Having ‘down time’ before bed allows you to relax and get into sleep mode. Reading, meditating and having a bath are some of the best ways to do this. However, most people use technology or watch TV right before bed.
Dr Junge recommends a winding down period of four hours, which means “you can watch some unstimulating TV, not working on your computer…no screens for about an hour or two before your sleep time.”
This is because the light transmitted from them releases the hormone melatonin, which activates the brain instead of relaxing it.
Don’t eat or drink before bed
Eating heavy meals or drinking alcohol or caffeine before bed can disrupt sleep by causing indigestion or stimulating you. If you are going to eat a heavy meal, try not to do so 2-3 hours before sleeping. If you are hungry before bed, a light snack 45 minutes beforehand is okay.
“Making sure that you’re physically fit is a really important part of getting a good night’s sleep,” says Dr Junge.
Exercising regularly heals the body and encourages sleep. However, you shouldn’t exercise too late during the day or at night because it can keep you from sleeping by stimulating your energy levels and body temperature.
Create the right sleeping environment
Make sure your room is free of any light or noises to ensure that your sleep doesn’t get disturbed. Room temperature also affects your sleep pattern. The recommended temperature for bedrooms in Australia is 18 degrees Celsius. It is also important that you have the right pillow and mattress. They should be comfortable and supportive, and you should replace them regularly.

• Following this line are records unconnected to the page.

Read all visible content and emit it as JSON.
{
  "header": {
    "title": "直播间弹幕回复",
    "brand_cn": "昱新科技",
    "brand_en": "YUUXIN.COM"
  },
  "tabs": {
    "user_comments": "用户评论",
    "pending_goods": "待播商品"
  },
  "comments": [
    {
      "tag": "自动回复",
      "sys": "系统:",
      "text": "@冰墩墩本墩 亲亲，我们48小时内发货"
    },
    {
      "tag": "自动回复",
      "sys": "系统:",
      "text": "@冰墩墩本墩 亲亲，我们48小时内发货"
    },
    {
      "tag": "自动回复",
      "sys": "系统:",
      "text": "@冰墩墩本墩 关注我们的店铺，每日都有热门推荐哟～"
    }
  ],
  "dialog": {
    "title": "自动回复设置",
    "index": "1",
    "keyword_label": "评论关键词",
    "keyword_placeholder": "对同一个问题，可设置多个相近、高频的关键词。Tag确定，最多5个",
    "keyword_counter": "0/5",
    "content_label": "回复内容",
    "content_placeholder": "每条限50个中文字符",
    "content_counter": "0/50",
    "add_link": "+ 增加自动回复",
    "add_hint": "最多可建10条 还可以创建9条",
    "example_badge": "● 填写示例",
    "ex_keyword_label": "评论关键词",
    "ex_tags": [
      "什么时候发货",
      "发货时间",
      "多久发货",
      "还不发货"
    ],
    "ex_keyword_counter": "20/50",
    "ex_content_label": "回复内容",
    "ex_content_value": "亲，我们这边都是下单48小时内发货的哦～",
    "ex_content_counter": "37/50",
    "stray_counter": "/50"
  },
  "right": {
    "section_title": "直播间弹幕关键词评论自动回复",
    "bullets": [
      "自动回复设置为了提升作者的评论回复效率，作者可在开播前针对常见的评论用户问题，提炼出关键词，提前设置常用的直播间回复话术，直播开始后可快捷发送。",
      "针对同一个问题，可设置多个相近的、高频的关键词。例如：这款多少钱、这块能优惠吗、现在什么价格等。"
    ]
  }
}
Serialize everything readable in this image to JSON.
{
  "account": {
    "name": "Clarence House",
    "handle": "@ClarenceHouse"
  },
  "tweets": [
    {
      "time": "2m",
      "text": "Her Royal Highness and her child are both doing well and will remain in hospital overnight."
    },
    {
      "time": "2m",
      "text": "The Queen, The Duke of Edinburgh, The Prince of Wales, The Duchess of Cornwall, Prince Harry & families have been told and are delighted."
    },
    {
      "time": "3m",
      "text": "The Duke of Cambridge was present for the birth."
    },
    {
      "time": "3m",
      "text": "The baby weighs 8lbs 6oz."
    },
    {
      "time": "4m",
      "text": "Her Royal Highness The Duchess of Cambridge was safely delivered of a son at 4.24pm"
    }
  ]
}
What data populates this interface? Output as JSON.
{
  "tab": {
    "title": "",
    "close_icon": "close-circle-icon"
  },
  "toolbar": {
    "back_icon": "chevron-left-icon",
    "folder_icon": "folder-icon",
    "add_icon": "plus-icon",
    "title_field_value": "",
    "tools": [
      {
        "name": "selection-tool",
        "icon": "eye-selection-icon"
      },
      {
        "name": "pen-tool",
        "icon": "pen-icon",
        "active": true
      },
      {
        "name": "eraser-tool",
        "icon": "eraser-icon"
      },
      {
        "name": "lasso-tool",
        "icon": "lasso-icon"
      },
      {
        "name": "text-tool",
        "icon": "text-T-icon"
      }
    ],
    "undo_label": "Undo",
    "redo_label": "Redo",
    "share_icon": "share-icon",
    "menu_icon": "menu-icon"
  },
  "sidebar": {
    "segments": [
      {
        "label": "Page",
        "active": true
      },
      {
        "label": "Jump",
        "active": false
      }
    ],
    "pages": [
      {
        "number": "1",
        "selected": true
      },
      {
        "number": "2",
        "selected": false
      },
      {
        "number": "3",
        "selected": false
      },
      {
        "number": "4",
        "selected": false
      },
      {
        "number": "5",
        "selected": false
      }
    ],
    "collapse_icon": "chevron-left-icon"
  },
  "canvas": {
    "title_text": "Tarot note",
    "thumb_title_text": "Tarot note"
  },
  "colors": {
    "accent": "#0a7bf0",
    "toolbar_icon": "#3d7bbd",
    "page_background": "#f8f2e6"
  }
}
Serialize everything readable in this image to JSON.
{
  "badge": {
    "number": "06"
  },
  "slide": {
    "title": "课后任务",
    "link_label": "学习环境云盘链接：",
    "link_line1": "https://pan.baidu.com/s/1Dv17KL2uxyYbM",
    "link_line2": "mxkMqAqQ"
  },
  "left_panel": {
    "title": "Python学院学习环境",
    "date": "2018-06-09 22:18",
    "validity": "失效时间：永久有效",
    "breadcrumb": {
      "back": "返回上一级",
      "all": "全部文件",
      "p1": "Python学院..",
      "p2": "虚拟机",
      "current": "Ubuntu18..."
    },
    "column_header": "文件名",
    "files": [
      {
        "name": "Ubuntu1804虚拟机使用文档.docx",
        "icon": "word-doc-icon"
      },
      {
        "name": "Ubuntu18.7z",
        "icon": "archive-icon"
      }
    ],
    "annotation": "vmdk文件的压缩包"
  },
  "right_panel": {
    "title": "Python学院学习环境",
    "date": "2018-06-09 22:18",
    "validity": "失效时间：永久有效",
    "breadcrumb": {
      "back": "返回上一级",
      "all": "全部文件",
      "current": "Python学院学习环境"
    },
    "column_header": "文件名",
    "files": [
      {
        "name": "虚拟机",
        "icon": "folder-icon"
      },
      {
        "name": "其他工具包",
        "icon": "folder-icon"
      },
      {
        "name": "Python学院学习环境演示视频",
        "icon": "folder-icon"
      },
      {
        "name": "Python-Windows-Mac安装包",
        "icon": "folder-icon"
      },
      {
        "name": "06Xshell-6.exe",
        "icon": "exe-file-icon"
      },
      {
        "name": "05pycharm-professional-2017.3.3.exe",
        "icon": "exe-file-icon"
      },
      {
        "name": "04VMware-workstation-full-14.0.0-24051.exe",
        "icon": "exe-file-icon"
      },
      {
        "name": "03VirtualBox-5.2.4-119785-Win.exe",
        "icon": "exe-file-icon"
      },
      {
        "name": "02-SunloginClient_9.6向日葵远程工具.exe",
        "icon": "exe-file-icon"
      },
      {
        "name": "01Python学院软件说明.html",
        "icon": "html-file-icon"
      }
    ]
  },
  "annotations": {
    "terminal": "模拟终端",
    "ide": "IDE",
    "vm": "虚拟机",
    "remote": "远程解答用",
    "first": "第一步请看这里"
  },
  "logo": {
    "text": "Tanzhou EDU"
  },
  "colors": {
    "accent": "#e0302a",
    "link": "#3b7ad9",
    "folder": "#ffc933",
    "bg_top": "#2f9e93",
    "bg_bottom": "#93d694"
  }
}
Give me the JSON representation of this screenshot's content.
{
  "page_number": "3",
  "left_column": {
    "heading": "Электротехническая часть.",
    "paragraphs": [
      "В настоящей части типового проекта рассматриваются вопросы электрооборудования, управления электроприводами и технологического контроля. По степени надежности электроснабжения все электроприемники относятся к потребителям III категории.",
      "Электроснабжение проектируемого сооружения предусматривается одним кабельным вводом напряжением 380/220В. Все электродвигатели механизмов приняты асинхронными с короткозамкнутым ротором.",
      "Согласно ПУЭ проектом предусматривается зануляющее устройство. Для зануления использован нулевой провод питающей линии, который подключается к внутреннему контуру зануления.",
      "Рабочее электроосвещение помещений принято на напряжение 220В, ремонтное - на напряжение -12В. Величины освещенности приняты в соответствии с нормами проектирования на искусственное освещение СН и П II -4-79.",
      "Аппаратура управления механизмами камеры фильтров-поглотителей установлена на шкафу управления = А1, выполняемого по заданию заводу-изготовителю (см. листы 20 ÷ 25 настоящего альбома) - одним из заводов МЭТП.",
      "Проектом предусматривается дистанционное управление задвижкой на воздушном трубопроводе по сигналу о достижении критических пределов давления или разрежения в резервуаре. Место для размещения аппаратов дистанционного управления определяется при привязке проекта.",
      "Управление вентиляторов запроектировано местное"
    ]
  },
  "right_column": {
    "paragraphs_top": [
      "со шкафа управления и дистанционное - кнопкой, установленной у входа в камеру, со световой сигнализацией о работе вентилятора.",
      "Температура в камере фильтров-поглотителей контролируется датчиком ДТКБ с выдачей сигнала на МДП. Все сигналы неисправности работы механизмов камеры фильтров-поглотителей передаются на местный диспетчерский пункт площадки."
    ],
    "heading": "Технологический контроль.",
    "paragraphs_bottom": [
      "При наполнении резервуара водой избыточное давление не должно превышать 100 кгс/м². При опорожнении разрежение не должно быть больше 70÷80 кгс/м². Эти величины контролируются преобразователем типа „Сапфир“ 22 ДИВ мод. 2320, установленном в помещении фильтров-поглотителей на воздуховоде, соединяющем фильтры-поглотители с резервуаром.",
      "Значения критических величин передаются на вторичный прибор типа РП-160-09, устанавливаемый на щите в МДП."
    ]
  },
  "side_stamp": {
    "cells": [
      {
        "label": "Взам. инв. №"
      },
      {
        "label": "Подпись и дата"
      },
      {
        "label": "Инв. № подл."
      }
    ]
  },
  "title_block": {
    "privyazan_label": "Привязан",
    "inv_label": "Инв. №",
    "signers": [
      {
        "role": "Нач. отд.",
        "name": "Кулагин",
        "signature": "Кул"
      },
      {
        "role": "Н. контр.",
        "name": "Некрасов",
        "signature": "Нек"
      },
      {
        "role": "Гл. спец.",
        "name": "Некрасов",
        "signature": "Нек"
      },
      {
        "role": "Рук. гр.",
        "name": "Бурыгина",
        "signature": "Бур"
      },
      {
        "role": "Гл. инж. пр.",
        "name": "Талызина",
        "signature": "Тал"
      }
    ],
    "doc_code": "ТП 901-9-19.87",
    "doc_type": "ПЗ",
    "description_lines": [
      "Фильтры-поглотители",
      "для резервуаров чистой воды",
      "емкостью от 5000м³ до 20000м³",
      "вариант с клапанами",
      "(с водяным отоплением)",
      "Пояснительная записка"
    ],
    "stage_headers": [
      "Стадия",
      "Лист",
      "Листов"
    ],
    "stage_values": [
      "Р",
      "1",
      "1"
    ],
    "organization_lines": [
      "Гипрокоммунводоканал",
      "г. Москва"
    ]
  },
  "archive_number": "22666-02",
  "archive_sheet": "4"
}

It is recommended to change your pillows every six months, however, every three years is also acceptable. The National Sleep Foundation recommends changing your mattress every 9-10 years, however, after 5 years is also acceptable if you are having problems sleeping at night.
Napping can also hinder your ability to sleep at night. If you must nap during the day, then 20-30 minutes is fine to improve alertness, mood and performance. If you do, you should make sure that you are awake for at least four hours before you sleep. You should also avoid napping in the afternoon as it is too close to your bed time and can prevent sleep.
Dr Junge believes that staying up every now and then is harmless, but that you should still aim to get adequate sleep most nights of the year.
“It’s really important for our mood, energy, cognitive functioning, for safety on the roads and operating machinery, for nearly every aspect of your life,” she says.
“Inadequate sleep over a long period of time is linked to obesity, increased risk for type 2 diabetes, of cardiovascular disease and some cancers, but it’s not good to be too alarmist.”